### Exercise details
Going through the data below, please show each line containing the string "Iron".

### Source data
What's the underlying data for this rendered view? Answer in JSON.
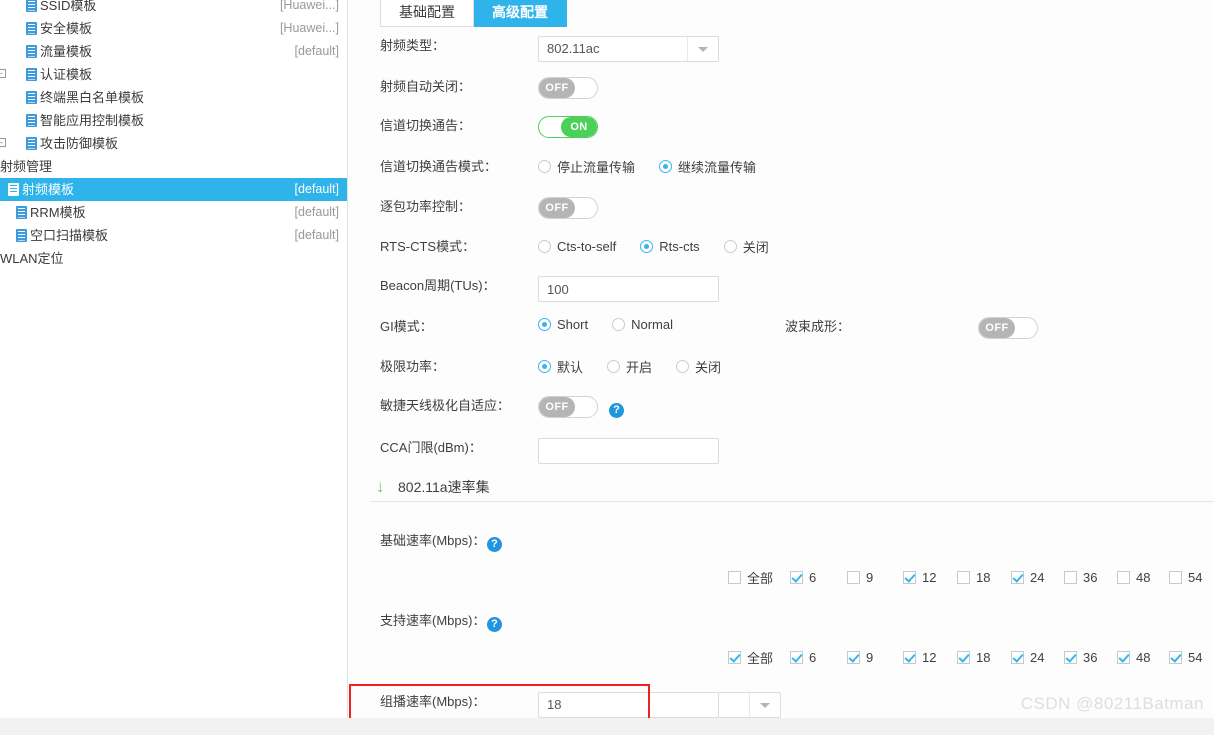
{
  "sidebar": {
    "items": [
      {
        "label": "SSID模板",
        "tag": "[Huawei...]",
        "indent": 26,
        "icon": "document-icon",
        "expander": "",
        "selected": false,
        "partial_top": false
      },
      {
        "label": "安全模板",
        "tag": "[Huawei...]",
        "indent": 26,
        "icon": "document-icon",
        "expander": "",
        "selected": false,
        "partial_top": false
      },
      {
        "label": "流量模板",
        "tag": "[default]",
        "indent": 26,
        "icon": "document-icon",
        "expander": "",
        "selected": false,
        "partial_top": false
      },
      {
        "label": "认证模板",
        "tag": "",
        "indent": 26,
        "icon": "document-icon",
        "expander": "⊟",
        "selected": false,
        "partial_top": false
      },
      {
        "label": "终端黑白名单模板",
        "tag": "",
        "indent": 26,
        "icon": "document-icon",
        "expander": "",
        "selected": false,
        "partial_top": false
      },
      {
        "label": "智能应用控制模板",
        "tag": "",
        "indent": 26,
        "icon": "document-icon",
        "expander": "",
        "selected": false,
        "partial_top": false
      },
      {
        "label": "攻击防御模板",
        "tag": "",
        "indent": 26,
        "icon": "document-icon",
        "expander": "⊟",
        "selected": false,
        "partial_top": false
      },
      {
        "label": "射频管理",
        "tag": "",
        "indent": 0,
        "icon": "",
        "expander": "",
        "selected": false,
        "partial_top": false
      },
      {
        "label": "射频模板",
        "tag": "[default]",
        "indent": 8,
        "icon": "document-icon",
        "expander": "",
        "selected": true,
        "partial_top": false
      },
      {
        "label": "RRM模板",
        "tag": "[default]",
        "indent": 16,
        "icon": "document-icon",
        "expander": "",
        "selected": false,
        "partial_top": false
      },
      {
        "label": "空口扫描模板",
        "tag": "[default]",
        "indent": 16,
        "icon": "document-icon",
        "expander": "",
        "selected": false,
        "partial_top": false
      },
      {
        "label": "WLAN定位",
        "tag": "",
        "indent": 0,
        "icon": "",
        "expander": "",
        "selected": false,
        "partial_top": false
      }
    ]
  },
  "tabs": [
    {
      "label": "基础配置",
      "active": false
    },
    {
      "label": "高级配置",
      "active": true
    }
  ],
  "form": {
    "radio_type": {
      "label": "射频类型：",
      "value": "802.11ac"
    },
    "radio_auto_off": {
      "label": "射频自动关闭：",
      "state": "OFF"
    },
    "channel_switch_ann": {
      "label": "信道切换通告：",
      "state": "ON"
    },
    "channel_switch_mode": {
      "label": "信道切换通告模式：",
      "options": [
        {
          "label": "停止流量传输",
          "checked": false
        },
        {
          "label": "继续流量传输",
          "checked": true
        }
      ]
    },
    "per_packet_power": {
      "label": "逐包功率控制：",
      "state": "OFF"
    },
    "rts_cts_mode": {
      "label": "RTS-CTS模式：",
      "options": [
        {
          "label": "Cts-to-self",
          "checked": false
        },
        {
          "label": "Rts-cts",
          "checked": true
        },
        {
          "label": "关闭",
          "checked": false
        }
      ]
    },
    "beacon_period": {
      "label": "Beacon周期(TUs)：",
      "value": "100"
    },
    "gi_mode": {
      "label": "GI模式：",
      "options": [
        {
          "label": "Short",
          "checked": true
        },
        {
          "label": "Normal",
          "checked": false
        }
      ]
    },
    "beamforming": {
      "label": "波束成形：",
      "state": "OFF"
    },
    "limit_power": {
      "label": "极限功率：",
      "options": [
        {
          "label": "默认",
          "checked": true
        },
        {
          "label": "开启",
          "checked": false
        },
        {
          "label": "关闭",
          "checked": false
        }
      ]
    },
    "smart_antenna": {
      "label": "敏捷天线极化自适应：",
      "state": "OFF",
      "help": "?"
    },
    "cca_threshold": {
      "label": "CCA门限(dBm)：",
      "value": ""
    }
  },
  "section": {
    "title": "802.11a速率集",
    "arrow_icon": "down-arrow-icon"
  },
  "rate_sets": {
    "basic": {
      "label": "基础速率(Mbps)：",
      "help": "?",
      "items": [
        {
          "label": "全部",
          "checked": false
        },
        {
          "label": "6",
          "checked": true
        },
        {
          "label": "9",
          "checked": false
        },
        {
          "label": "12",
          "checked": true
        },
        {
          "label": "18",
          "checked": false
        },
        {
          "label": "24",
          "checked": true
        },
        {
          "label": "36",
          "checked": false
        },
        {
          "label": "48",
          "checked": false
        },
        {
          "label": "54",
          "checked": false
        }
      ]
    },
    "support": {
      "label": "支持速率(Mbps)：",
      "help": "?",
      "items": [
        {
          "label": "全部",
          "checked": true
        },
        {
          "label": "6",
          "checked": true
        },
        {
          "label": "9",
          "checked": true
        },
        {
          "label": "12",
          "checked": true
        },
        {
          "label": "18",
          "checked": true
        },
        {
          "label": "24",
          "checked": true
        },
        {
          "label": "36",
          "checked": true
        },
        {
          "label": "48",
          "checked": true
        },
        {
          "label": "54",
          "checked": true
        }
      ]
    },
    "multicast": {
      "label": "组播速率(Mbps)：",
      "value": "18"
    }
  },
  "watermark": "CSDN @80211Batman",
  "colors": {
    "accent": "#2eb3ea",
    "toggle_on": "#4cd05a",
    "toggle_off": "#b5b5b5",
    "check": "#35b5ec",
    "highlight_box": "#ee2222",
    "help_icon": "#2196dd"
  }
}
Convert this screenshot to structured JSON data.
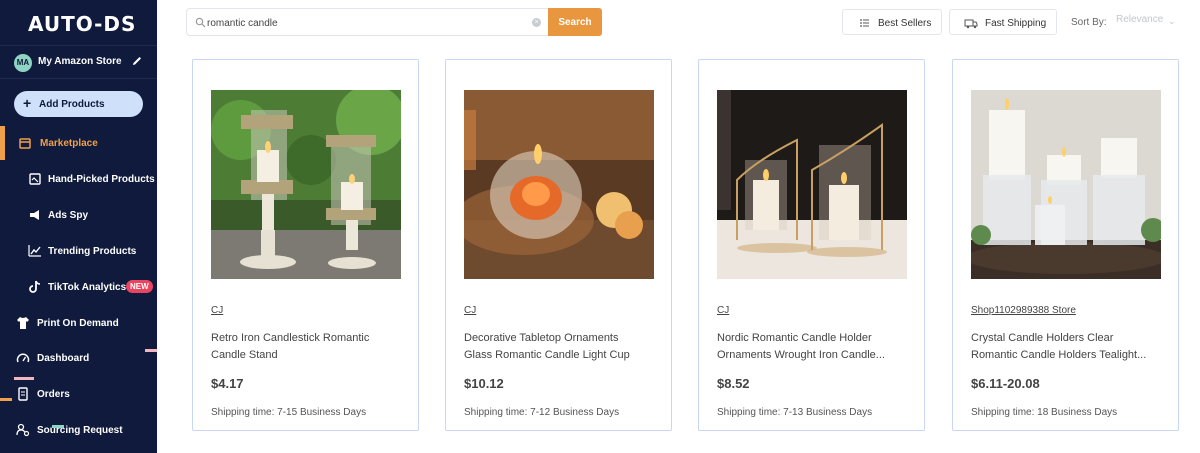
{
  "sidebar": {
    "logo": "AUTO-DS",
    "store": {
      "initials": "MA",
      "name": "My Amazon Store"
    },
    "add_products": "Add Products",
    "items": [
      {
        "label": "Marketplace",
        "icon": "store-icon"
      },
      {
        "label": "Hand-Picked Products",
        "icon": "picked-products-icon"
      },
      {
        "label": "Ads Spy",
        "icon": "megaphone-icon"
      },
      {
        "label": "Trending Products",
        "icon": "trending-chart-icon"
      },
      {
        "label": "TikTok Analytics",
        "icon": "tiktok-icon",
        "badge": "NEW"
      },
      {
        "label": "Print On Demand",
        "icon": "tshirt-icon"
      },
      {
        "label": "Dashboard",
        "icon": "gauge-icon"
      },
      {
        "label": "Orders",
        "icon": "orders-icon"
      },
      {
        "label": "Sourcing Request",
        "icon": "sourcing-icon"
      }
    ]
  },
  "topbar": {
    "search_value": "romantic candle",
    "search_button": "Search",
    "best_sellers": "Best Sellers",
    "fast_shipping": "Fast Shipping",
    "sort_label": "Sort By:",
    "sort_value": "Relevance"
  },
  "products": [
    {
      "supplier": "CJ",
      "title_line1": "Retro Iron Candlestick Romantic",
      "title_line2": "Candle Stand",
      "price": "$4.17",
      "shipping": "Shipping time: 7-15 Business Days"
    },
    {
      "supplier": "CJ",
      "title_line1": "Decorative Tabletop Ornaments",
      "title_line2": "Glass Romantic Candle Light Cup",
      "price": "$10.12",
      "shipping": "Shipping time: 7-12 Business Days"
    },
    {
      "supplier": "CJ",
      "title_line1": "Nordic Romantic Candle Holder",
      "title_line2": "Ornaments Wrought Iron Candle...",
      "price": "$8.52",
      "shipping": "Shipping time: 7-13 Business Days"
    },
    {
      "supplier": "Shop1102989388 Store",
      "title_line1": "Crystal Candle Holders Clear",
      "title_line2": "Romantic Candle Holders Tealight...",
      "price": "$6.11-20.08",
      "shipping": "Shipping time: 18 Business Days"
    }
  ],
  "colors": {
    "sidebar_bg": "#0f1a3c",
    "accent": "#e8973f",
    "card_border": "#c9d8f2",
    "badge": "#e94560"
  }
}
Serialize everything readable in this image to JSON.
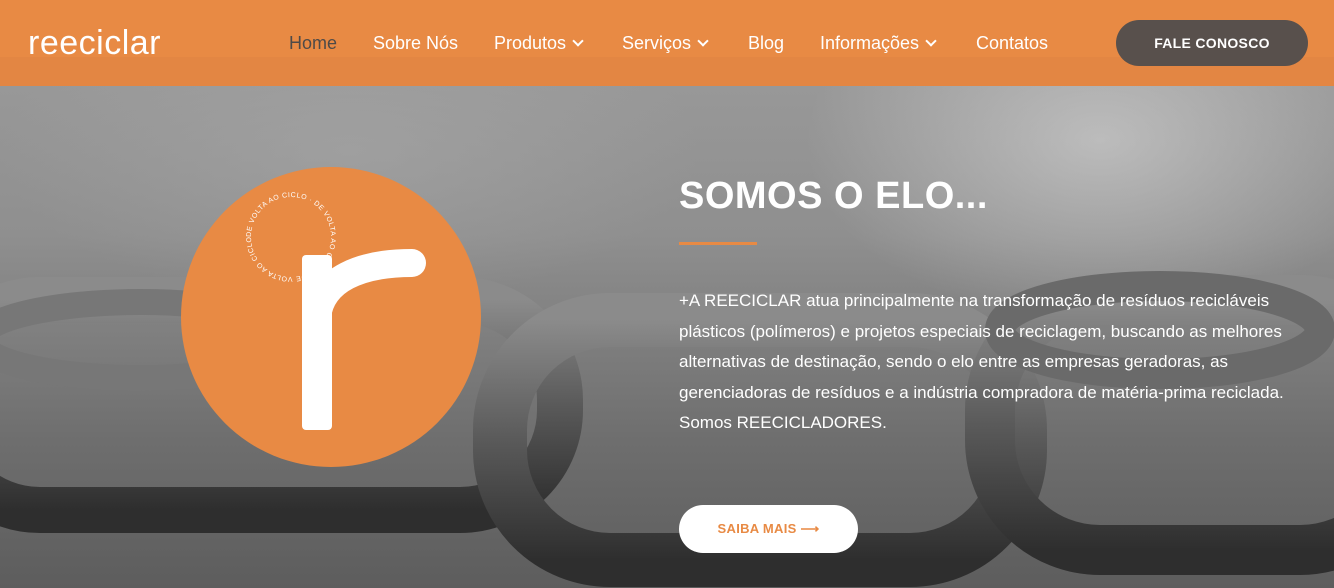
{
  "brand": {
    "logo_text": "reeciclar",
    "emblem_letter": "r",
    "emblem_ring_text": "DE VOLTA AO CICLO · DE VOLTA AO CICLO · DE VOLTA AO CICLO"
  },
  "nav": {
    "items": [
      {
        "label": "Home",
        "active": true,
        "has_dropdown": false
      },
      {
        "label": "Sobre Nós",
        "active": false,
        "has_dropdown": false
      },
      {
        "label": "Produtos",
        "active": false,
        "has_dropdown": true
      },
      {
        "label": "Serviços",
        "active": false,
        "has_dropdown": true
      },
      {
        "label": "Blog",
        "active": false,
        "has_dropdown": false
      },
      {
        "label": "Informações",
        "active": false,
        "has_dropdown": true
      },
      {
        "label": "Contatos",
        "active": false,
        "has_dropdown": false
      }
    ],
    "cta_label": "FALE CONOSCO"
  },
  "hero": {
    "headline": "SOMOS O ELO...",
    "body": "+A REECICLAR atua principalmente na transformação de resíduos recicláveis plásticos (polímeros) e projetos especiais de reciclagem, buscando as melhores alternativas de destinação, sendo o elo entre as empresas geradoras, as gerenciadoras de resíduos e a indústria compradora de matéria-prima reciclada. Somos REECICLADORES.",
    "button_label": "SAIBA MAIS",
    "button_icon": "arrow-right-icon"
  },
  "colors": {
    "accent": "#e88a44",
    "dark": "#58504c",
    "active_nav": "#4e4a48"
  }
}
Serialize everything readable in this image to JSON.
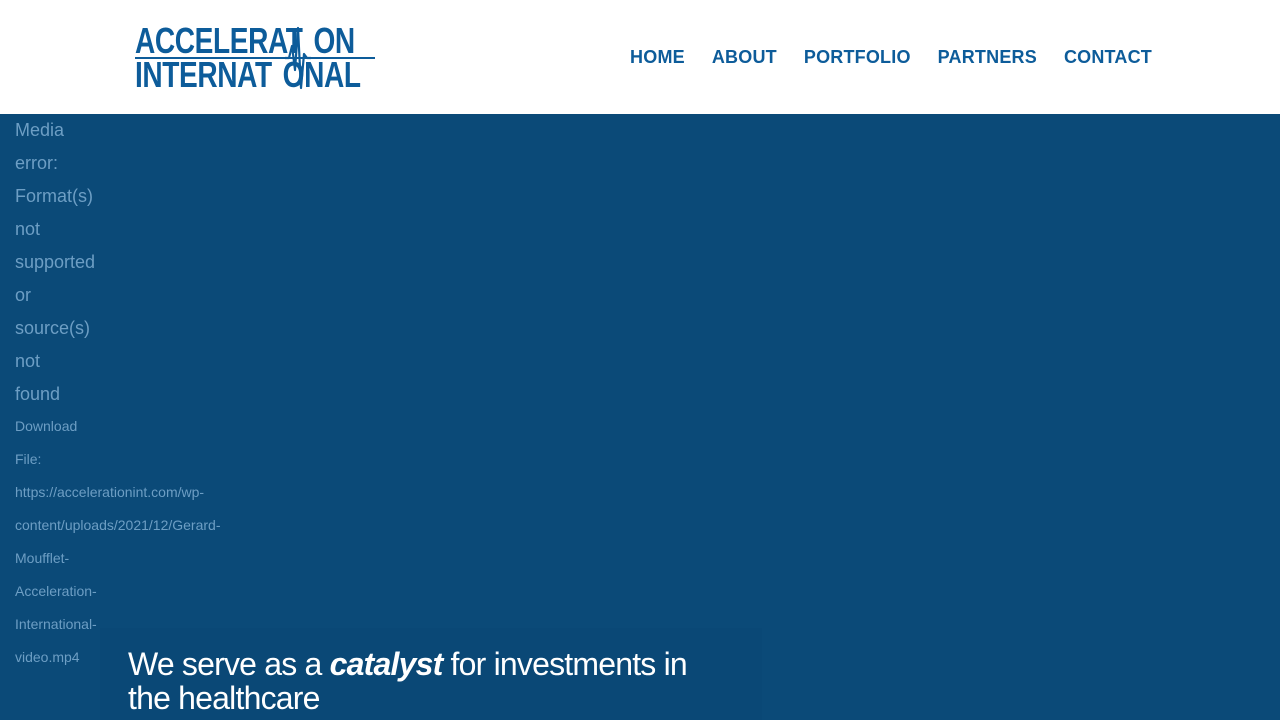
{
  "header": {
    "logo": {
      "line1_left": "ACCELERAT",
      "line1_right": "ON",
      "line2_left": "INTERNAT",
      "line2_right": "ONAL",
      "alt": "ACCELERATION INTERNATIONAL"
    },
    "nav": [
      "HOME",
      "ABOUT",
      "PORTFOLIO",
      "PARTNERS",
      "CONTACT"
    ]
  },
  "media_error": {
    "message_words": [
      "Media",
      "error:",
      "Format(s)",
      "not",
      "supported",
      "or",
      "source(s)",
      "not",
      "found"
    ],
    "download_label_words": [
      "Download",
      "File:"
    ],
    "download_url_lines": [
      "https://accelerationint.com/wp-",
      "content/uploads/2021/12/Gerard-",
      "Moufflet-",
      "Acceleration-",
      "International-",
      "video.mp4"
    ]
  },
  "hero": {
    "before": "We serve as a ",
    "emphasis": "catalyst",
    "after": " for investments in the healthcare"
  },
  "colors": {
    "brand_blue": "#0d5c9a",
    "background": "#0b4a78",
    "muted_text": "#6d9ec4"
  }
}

### Answer below
      "title_line1": "Retro Iron Candlestick Romantic",
      "title_line2": "Ornaments Wrought Iron Candle...",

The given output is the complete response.